§ Prompt:
Read through the records below and copy each line that uses the word "emprendedor".

§ The data:
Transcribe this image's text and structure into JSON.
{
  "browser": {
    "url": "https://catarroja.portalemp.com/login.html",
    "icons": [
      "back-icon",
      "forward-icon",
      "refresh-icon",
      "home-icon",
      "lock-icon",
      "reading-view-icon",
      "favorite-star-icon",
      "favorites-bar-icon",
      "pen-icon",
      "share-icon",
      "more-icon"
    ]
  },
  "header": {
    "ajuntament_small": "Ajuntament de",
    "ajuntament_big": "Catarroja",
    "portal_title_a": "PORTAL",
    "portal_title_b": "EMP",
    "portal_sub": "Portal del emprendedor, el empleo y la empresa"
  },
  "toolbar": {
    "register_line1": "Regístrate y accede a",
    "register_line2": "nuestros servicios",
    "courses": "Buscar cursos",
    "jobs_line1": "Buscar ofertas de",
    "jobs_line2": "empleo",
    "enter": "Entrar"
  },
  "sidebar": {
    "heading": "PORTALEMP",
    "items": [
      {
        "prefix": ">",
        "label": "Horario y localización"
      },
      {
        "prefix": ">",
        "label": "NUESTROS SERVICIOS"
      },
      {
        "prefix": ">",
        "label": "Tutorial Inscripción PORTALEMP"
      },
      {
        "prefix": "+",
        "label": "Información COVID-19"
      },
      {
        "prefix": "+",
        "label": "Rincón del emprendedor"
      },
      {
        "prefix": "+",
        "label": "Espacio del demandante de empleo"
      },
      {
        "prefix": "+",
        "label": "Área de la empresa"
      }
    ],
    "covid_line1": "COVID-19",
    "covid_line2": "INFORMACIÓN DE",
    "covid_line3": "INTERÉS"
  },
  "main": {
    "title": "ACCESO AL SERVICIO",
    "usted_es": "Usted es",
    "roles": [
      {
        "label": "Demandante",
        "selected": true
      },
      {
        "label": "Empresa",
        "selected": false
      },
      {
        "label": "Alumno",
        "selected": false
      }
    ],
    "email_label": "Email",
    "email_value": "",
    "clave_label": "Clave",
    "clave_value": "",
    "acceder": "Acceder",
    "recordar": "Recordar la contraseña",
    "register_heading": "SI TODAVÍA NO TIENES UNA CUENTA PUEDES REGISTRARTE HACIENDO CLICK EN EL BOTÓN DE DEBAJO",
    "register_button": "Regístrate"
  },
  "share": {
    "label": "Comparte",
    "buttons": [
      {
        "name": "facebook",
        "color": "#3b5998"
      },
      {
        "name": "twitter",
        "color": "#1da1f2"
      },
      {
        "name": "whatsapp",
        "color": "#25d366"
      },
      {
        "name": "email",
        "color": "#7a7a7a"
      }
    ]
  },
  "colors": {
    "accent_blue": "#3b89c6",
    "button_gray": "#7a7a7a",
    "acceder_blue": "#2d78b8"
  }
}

§ Problem solution:
    "portal_sub": "Portal del emprendedor, el empleo y la empresa"
        "label": "Rincón del emprendedor"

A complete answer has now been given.